--- SUPPLIED DATA ---
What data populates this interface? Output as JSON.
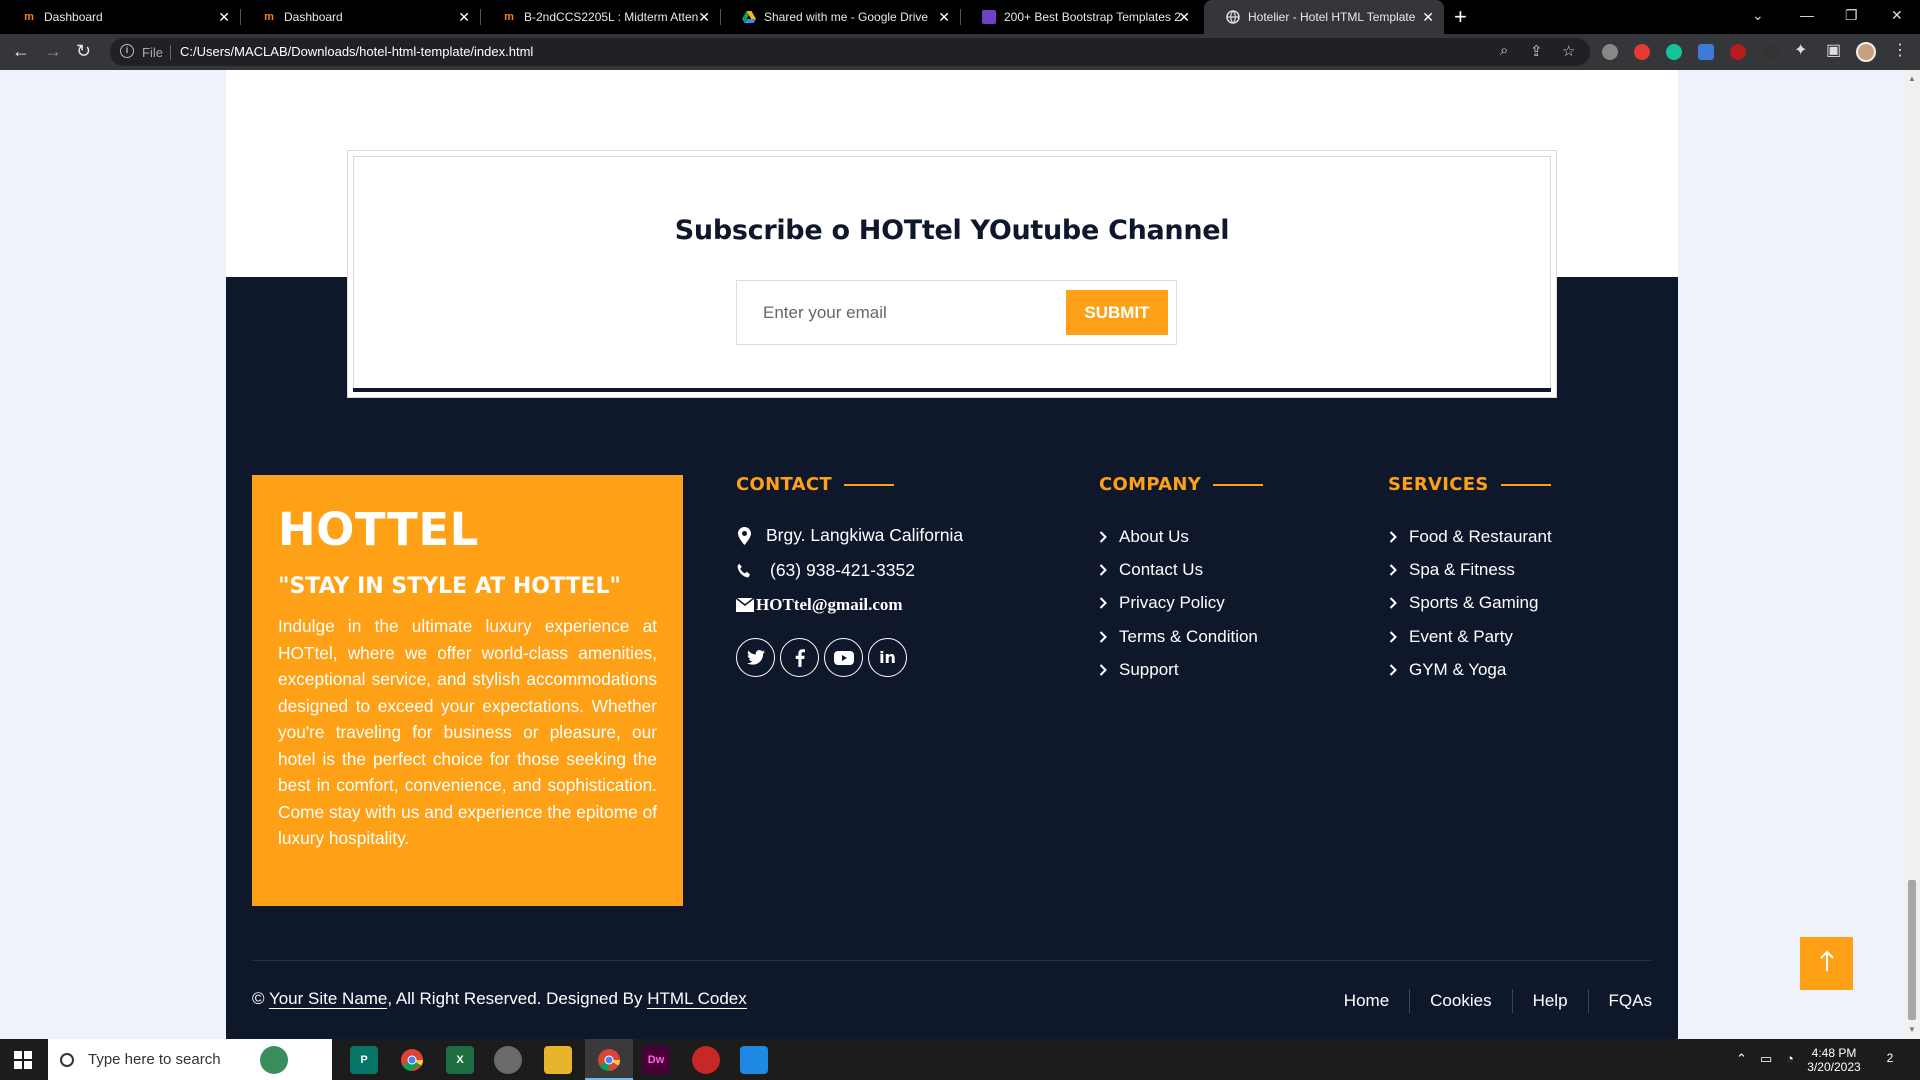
{
  "browser": {
    "tabs": [
      {
        "label": "Dashboard",
        "favicon": "moodle-icon"
      },
      {
        "label": "Dashboard",
        "favicon": "moodle-icon"
      },
      {
        "label": "B-2ndCCS2205L : Midterm Atten",
        "favicon": "moodle-icon"
      },
      {
        "label": "Shared with me - Google Drive",
        "favicon": "google-drive-icon"
      },
      {
        "label": "200+ Best Bootstrap Templates 2",
        "favicon": "themewagon-icon"
      },
      {
        "label": "Hotelier - Hotel HTML Template",
        "favicon": "globe-icon"
      }
    ],
    "active_tab_index": 5,
    "address": {
      "scheme_label": "File",
      "url": "C:/Users/MACLAB/Downloads/hotel-html-template/index.html"
    }
  },
  "newsletter": {
    "title": "Subscribe o HOTtel YOutube Channel",
    "email_placeholder": "Enter your email",
    "submit_label": "SUBMIT"
  },
  "brand": {
    "name": "HOTTEL",
    "tagline": "\"STAY IN STYLE AT HOTTEL\"",
    "description": "Indulge in the ultimate luxury experience at HOTtel, where we offer world-class amenities, exceptional service, and stylish accommodations designed to exceed your expectations. Whether you're traveling for business or pleasure, our hotel is the perfect choice for those seeking the best in comfort, convenience, and sophistication. Come stay with us and experience the epitome of luxury hospitality."
  },
  "contact": {
    "title": "CONTACT",
    "address": "Brgy. Langkiwa California",
    "phone": "(63) 938-421-3352",
    "email": "HOTtel@gmail.com",
    "social": [
      "twitter-icon",
      "facebook-icon",
      "youtube-icon",
      "linkedin-icon"
    ]
  },
  "company": {
    "title": "COMPANY",
    "links": [
      "About Us",
      "Contact Us",
      "Privacy Policy",
      "Terms & Condition",
      "Support"
    ]
  },
  "services": {
    "title": "SERVICES",
    "links": [
      "Food & Restaurant",
      "Spa & Fitness",
      "Sports & Gaming",
      "Event & Party",
      "GYM & Yoga"
    ]
  },
  "footer": {
    "copyright_prefix": "©",
    "site_name": "Your Site Name",
    "rights_text": ", All Right Reserved. Designed By",
    "designer": "HTML Codex",
    "menu": [
      "Home",
      "Cookies",
      "Help",
      "FQAs"
    ]
  },
  "taskbar": {
    "search_placeholder": "Type here to search",
    "time": "4:48 PM",
    "date": "3/20/2023",
    "notification_count": "2"
  },
  "colors": {
    "accent": "#fea116",
    "dark": "#0f172b"
  }
}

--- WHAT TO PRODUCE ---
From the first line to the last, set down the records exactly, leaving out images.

--- RESPONSE ---
What data populates this interface? Output as JSON.
{
  "browser": {
    "tabs": [
      {
        "label": "Dashboard",
        "favicon": "moodle-icon"
      },
      {
        "label": "Dashboard",
        "favicon": "moodle-icon"
      },
      {
        "label": "B-2ndCCS2205L : Midterm Atten",
        "favicon": "moodle-icon"
      },
      {
        "label": "Shared with me - Google Drive",
        "favicon": "google-drive-icon"
      },
      {
        "label": "200+ Best Bootstrap Templates 2",
        "favicon": "themewagon-icon"
      },
      {
        "label": "Hotelier - Hotel HTML Template",
        "favicon": "globe-icon"
      }
    ],
    "active_tab_index": 5,
    "address": {
      "scheme_label": "File",
      "url": "C:/Users/MACLAB/Downloads/hotel-html-template/index.html"
    }
  },
  "newsletter": {
    "title": "Subscribe o HOTtel YOutube Channel",
    "email_placeholder": "Enter your email",
    "submit_label": "SUBMIT"
  },
  "brand": {
    "name": "HOTTEL",
    "tagline": "\"STAY IN STYLE AT HOTTEL\"",
    "description": "Indulge in the ultimate luxury experience at HOTtel, where we offer world-class amenities, exceptional service, and stylish accommodations designed to exceed your expectations. Whether you're traveling for business or pleasure, our hotel is the perfect choice for those seeking the best in comfort, convenience, and sophistication. Come stay with us and experience the epitome of luxury hospitality."
  },
  "contact": {
    "title": "CONTACT",
    "address": "Brgy. Langkiwa California",
    "phone": "(63) 938-421-3352",
    "email": "HOTtel@gmail.com",
    "social": [
      "twitter-icon",
      "facebook-icon",
      "youtube-icon",
      "linkedin-icon"
    ]
  },
  "company": {
    "title": "COMPANY",
    "links": [
      "About Us",
      "Contact Us",
      "Privacy Policy",
      "Terms & Condition",
      "Support"
    ]
  },
  "services": {
    "title": "SERVICES",
    "links": [
      "Food & Restaurant",
      "Spa & Fitness",
      "Sports & Gaming",
      "Event & Party",
      "GYM & Yoga"
    ]
  },
  "footer": {
    "copyright_prefix": "©",
    "site_name": "Your Site Name",
    "rights_text": ", All Right Reserved. Designed By",
    "designer": "HTML Codex",
    "menu": [
      "Home",
      "Cookies",
      "Help",
      "FQAs"
    ]
  },
  "taskbar": {
    "search_placeholder": "Type here to search",
    "time": "4:48 PM",
    "date": "3/20/2023",
    "notification_count": "2"
  },
  "colors": {
    "accent": "#fea116",
    "dark": "#0f172b"
  }
}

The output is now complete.